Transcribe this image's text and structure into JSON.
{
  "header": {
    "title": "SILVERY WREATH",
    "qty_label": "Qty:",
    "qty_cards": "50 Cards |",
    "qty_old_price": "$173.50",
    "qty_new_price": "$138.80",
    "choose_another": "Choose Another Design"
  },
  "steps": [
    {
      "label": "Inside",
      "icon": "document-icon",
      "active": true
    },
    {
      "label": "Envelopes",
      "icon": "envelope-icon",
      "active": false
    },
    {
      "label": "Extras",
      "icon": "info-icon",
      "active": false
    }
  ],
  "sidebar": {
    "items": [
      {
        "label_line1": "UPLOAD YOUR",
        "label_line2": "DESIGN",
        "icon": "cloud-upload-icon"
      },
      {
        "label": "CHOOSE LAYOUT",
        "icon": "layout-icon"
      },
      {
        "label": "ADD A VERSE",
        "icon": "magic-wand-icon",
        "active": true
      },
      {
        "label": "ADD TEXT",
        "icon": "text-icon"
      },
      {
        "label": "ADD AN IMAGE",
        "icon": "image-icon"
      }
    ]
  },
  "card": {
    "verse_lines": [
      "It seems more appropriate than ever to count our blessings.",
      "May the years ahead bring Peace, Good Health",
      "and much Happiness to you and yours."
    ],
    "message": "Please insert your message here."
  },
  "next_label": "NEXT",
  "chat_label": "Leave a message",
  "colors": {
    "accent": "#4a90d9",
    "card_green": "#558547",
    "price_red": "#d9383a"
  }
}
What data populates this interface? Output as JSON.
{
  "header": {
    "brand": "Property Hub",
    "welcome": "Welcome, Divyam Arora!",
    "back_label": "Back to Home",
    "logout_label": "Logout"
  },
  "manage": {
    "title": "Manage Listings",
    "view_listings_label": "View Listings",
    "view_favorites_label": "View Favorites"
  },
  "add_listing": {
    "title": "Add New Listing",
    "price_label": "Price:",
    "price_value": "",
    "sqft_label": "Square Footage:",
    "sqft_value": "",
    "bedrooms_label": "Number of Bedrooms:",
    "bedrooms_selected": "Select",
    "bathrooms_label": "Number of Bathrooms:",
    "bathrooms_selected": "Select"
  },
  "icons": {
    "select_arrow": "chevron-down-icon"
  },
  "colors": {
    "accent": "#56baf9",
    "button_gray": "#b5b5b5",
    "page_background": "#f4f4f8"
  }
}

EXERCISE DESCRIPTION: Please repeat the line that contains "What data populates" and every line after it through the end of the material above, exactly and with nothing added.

WORKED SOLUTION:
What data populates this interface? Output as JSON.
{
  "header": {
    "brand": "Property Hub",
    "welcome": "Welcome, Divyam Arora!",
    "back_label": "Back to Home",
    "logout_label": "Logout"
  },
  "manage": {
    "title": "Manage Listings",
    "view_listings_label": "View Listings",
    "view_favorites_label": "View Favorites"
  },
  "add_listing": {
    "title": "Add New Listing",
    "price_label": "Price:",
    "price_value": "",
    "sqft_label": "Square Footage:",
    "sqft_value": "",
    "bedrooms_label": "Number of Bedrooms:",
    "bedrooms_selected": "Select",
    "bathrooms_label": "Number of Bathrooms:",
    "bathrooms_selected": "Select"
  },
  "icons": {
    "select_arrow": "chevron-down-icon"
  },
  "colors": {
    "accent": "#56baf9",
    "button_gray": "#b5b5b5",
    "page_background": "#f4f4f8"
  }
}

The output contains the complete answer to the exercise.